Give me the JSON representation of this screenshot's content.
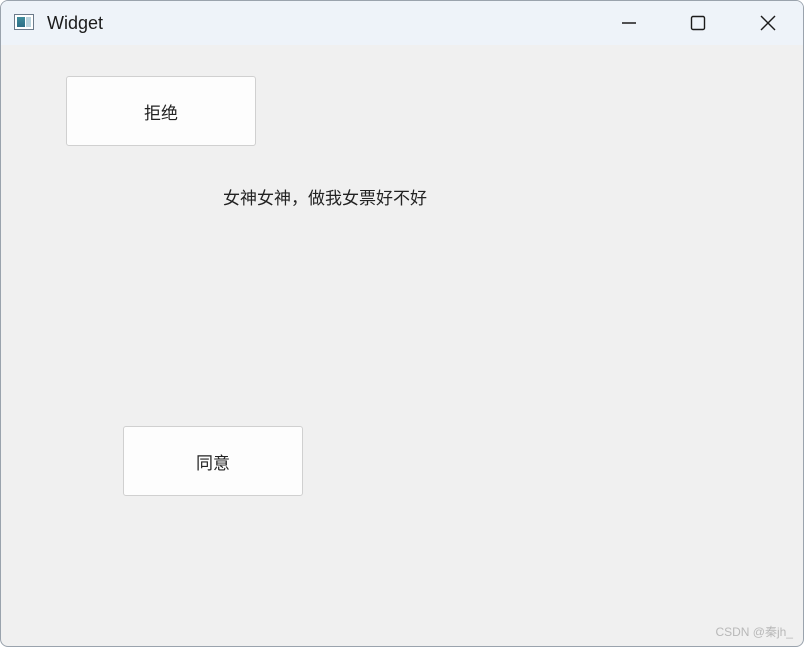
{
  "window": {
    "title": "Widget"
  },
  "buttons": {
    "reject_label": "拒绝",
    "agree_label": "同意"
  },
  "content": {
    "message": "女神女神，做我女票好不好"
  },
  "watermark": "CSDN @秦jh_",
  "icons": {
    "app": "app-window-icon",
    "minimize": "minimize-icon",
    "maximize": "maximize-icon",
    "close": "close-icon"
  }
}
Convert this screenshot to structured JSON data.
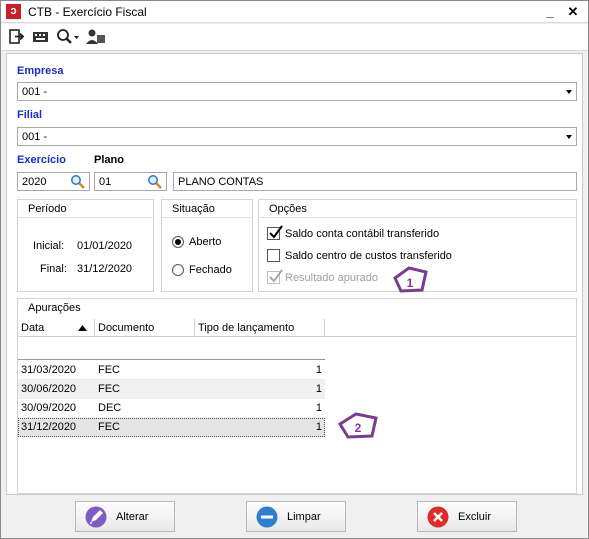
{
  "window": {
    "title": "CTB - Exercício Fiscal",
    "app_icon": "ctb-app-icon",
    "minimize": "_",
    "close": "✕"
  },
  "toolbar": {
    "icons": [
      "exit-icon",
      "keyboard-icon",
      "search-dropdown-icon",
      "user-icon"
    ]
  },
  "form": {
    "empresa": {
      "label": "Empresa",
      "value": "001 -"
    },
    "filial": {
      "label": "Filial",
      "value": "001 -"
    },
    "exercicio": {
      "label": "Exercício",
      "value": "2020"
    },
    "plano": {
      "label": "Plano",
      "code": "01",
      "description": "PLANO CONTAS"
    }
  },
  "periodo": {
    "title": "Período",
    "inicial_label": "Inicial:",
    "inicial_value": "01/01/2020",
    "final_label": "Final:",
    "final_value": "31/12/2020"
  },
  "situacao": {
    "title": "Situação",
    "options": [
      {
        "label": "Aberto",
        "selected": true
      },
      {
        "label": "Fechado",
        "selected": false
      }
    ]
  },
  "opcoes": {
    "title": "Opções",
    "items": [
      {
        "label": "Saldo conta contábil transferido",
        "checked": true,
        "enabled": true
      },
      {
        "label": "Saldo centro de custos transferido",
        "checked": false,
        "enabled": true
      },
      {
        "label": "Resultado apurado",
        "checked": true,
        "enabled": false
      }
    ]
  },
  "apuracoes": {
    "title": "Apurações",
    "columns": [
      "Data",
      "Documento",
      "Tipo de lançamento"
    ],
    "rows": [
      {
        "data": "31/03/2020",
        "documento": "FEC",
        "tipo": "1"
      },
      {
        "data": "30/06/2020",
        "documento": "FEC",
        "tipo": "1"
      },
      {
        "data": "30/09/2020",
        "documento": "DEC",
        "tipo": "1"
      },
      {
        "data": "31/12/2020",
        "documento": "FEC",
        "tipo": "1"
      }
    ]
  },
  "buttons": {
    "alterar": "Alterar",
    "limpar": "Limpar",
    "excluir": "Excluir"
  },
  "callouts": [
    "1",
    "2"
  ],
  "colors": {
    "label_blue": "#1b2fbf",
    "callout_purple": "#7b3a96",
    "app_red": "#c8202a"
  }
}
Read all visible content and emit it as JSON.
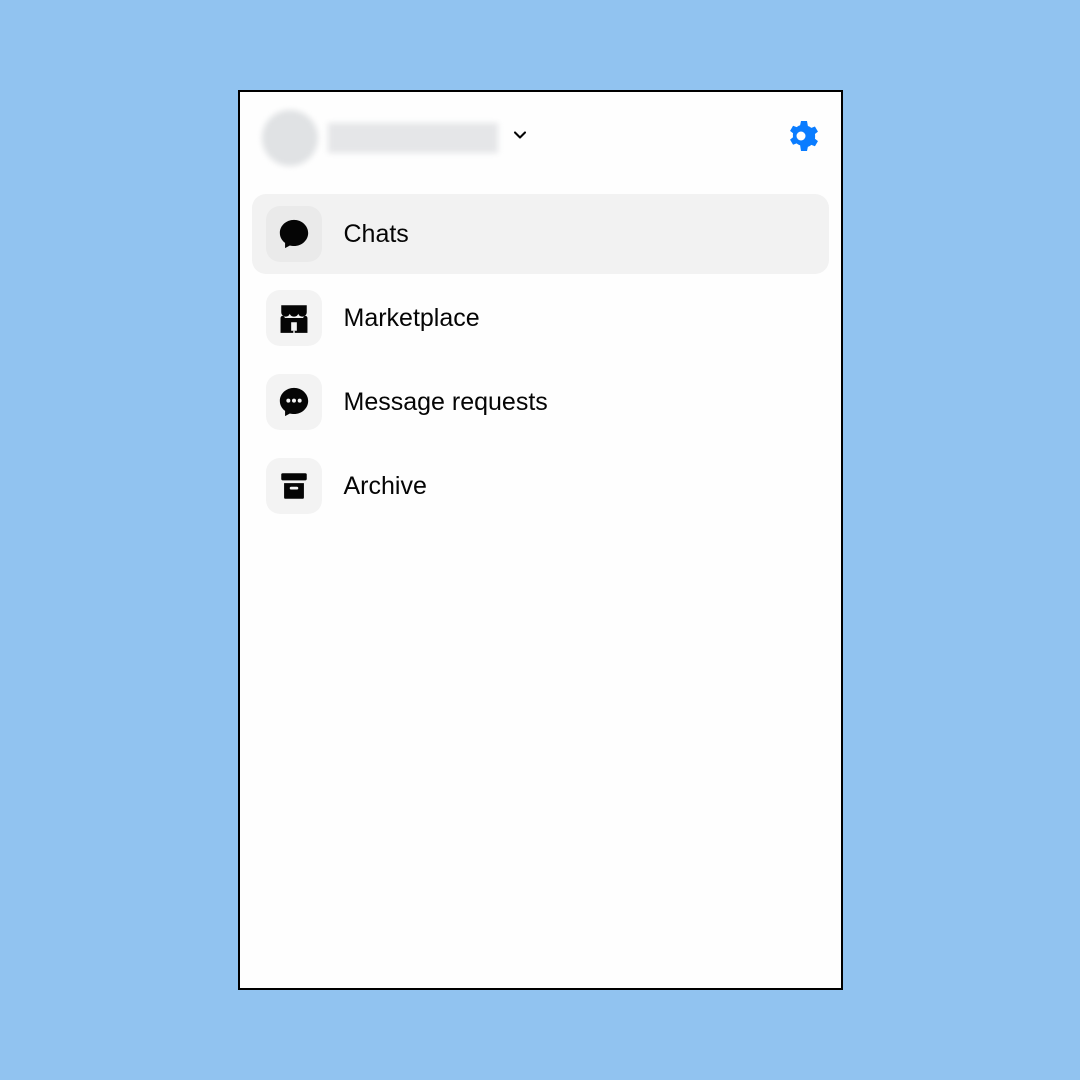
{
  "colors": {
    "accent": "#0a7cff"
  },
  "menu": {
    "items": [
      {
        "label": "Chats",
        "icon": "chat-icon",
        "active": true
      },
      {
        "label": "Marketplace",
        "icon": "marketplace-icon",
        "active": false
      },
      {
        "label": "Message requests",
        "icon": "message-requests-icon",
        "active": false
      },
      {
        "label": "Archive",
        "icon": "archive-icon",
        "active": false
      }
    ]
  }
}
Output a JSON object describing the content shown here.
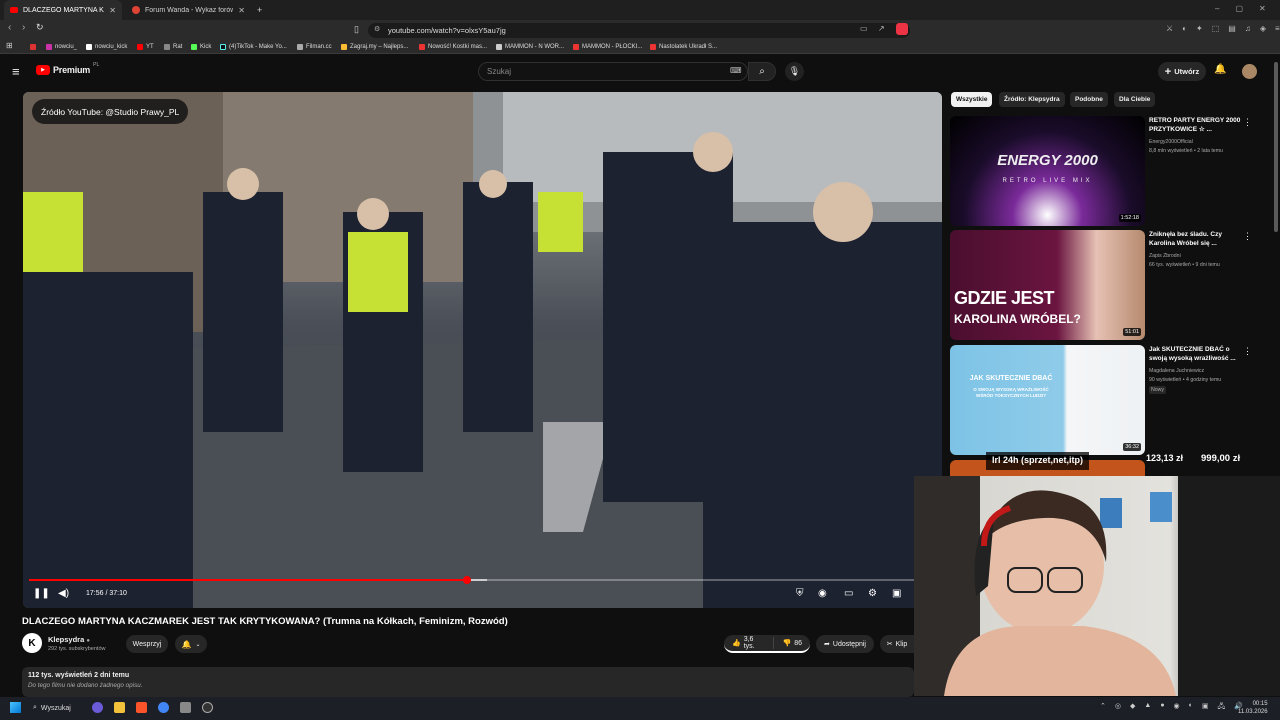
{
  "browser": {
    "tabs": [
      {
        "title": "DLACZEGO MARTYNA KACZ...",
        "active": true
      },
      {
        "title": "Forum Wanda - Wykaz forów",
        "active": false
      }
    ],
    "new_tab": "+",
    "url": "youtube.com/watch?v=olxsY5au7jg",
    "bookmarks": [
      "nowciu_",
      "nowciu_kick",
      "YT",
      "Rat",
      "Kick",
      "(4)TikTok - Make Yo...",
      "Filman.cc",
      "Zagraj.my – Najleps...",
      "Nowość! Kostki mas...",
      "MAMMON - N WOR...",
      "MAMMON - PŁOCKI...",
      "Nastolatek Ukradł S..."
    ]
  },
  "youtube": {
    "logo_text": "Premium",
    "logo_region": "PL",
    "search_placeholder": "Szukaj",
    "create_label": "Utwórz"
  },
  "video": {
    "source_badge": "Źródło YouTube: @Studio Prawy_PL",
    "current_time": "17:56 / 37:10",
    "progress_fraction": 0.483,
    "title": "DLACZEGO MARTYNA KACZMAREK JEST TAK KRYTYKOWANA? (Trumna na Kółkach, Feminizm, Rozwód)",
    "channel": {
      "name": "Klepsydra",
      "initial": "K",
      "subscribers": "292 tys. subskrybentów",
      "support_label": "Wesprzyj"
    },
    "likes": "3,6 tys.",
    "dislikes": "86",
    "share_label": "Udostępnij",
    "clip_label": "Klip",
    "views_date": "112 tys. wyświetleń  2 dni temu",
    "description": "Do tego filmu nie dodano żadnego opisu."
  },
  "sidebar": {
    "chips": [
      {
        "label": "Wszystkie",
        "active": true
      },
      {
        "label": "Źródło: Klepsydra",
        "active": false
      },
      {
        "label": "Podobne",
        "active": false
      },
      {
        "label": "Dla Ciebie",
        "active": false
      }
    ],
    "recommendations": [
      {
        "title": "RETRO PARTY ENERGY 2000 PRZYTKOWICE ☆ ...",
        "channel": "Energy2000Official",
        "meta": "8,8 mln wyświetleń • 2 lata temu",
        "duration": "1:52:18",
        "thumb_text1": "ENERGY 2000",
        "thumb_text2": "RETRO LIVE MIX",
        "badge": ""
      },
      {
        "title": "Zniknęła bez śladu. Czy Karolina Wróbel się ...",
        "channel": "Zapis Zbrodni",
        "meta": "66 tys. wyświetleń • 9 dni temu",
        "duration": "51:01",
        "thumb_text1": "GDZIE JEST",
        "thumb_text2": "KAROLINA WRÓBEL?",
        "badge": ""
      },
      {
        "title": "Jak SKUTECZNIE DBAĆ o swoją wysoką wrażliwość ...",
        "channel": "Magdalena Juchniewicz",
        "meta": "90 wyświetleń • 4 godziny temu",
        "duration": "36:32",
        "thumb_text1": "JAK SKUTECZNIE DBAĆ",
        "thumb_text2": "O SWOJĄ WYSOKĄ WRAŻLIWOŚĆ WŚRÓD TOKSYCZNYCH LUDZI?",
        "badge": "Nowy"
      }
    ]
  },
  "overlay": {
    "text": "Irl 24h (sprzet,net,itp)",
    "amount1": "123,13 zł",
    "amount2": "999,00 zł"
  },
  "taskbar": {
    "search_label": "Wyszukaj",
    "time": "00:15",
    "date": "11.03.2026"
  }
}
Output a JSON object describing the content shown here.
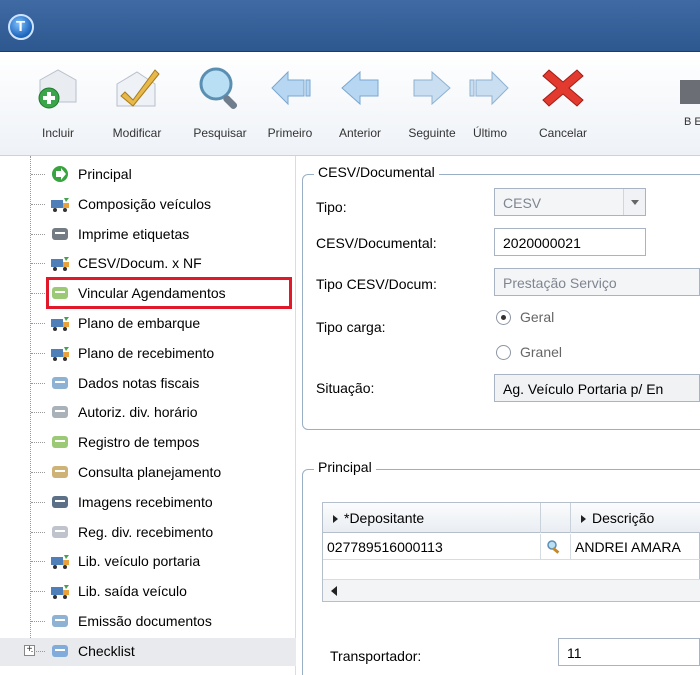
{
  "toolbar": {
    "buttons": [
      {
        "label": "Incluir",
        "icon": "add-document-icon"
      },
      {
        "label": "Modificar",
        "icon": "edit-pencil-icon"
      },
      {
        "label": "Pesquisar",
        "icon": "magnifier-icon"
      },
      {
        "label": "Primeiro",
        "icon": "first-arrow-icon"
      },
      {
        "label": "Anterior",
        "icon": "previous-arrow-icon"
      },
      {
        "label": "Seguinte",
        "icon": "next-arrow-icon"
      },
      {
        "label": "Último",
        "icon": "last-arrow-icon"
      },
      {
        "label": "Cancelar",
        "icon": "cancel-x-icon"
      },
      {
        "label": "B E",
        "icon": "truncated-icon"
      }
    ]
  },
  "tree": {
    "items": [
      {
        "label": "Principal",
        "icon": "green-arrow-icon"
      },
      {
        "label": "Composição veículos",
        "icon": "truck-icon"
      },
      {
        "label": "Imprime etiquetas",
        "icon": "printer-icon"
      },
      {
        "label": "CESV/Docum. x NF",
        "icon": "truck-icon"
      },
      {
        "label": "Vincular Agendamentos",
        "icon": "gear-link-icon"
      },
      {
        "label": "Plano de embarque",
        "icon": "truck-icon"
      },
      {
        "label": "Plano de recebimento",
        "icon": "truck-icon"
      },
      {
        "label": "Dados notas fiscais",
        "icon": "document-list-icon"
      },
      {
        "label": "Autoriz. div. horário",
        "icon": "clock-icon"
      },
      {
        "label": "Registro de tempos",
        "icon": "gear-link-icon"
      },
      {
        "label": "Consulta planejamento",
        "icon": "box-icon"
      },
      {
        "label": "Imagens recebimento",
        "icon": "camera-icon"
      },
      {
        "label": "Reg. div. recebimento",
        "icon": "flask-icon"
      },
      {
        "label": "Lib. veículo portaria",
        "icon": "truck-icon"
      },
      {
        "label": "Lib. saída veículo",
        "icon": "truck-icon"
      },
      {
        "label": "Emissão documentos",
        "icon": "document-list-icon"
      },
      {
        "label": "Checklist",
        "icon": "checklist-icon"
      }
    ]
  },
  "cesv": {
    "legend": "CESV/Documental",
    "tipo_label": "Tipo:",
    "tipo_value": "CESV",
    "doc_label": "CESV/Documental:",
    "doc_value": "2020000021",
    "tipo_doc_label": "Tipo CESV/Docum:",
    "tipo_doc_value": "Prestação Serviço",
    "carga_label": "Tipo carga:",
    "carga_opt1": "Geral",
    "carga_opt2": "Granel",
    "situacao_label": "Situação:",
    "situacao_value": "Ag. Veículo Portaria p/ En"
  },
  "principal": {
    "legend": "Principal",
    "columns": [
      "*Depositante",
      "Descrição"
    ],
    "row": {
      "depositante": "027789516000113",
      "descricao": "ANDREI AMARA"
    },
    "transportador_label": "Transportador:",
    "transportador_value": "11"
  }
}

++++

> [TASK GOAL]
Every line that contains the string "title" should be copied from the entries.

> [RESULT OF THE TASK]
    "title": "Widget"
    "title": "CTB - Exercício Fiscal",
    "title": "Período",
    "title": "Situação",
    "title": "Opções",
    "title": "Apurações",
        "title": "DLACZEGO MARTYNA KACZ...",
        "title": "Forum Wanda - Wykaz forów",
    "title": "DLACZEGO MARTYNA KACZMAREK JEST TAK KRYTYKOWANA? (Trumna na Kółkach, Feminizm, Rozwód)",
        "title": "RETRO PARTY ENERGY 2000 PRZYTKOWICE ☆ ...",
        "title": "Zniknęła bez śladu. Czy Karolina Wróbel się ...",
        "title": "Jak SKUTECZNIE DBAĆ o swoją wysoką wrażliwość ...",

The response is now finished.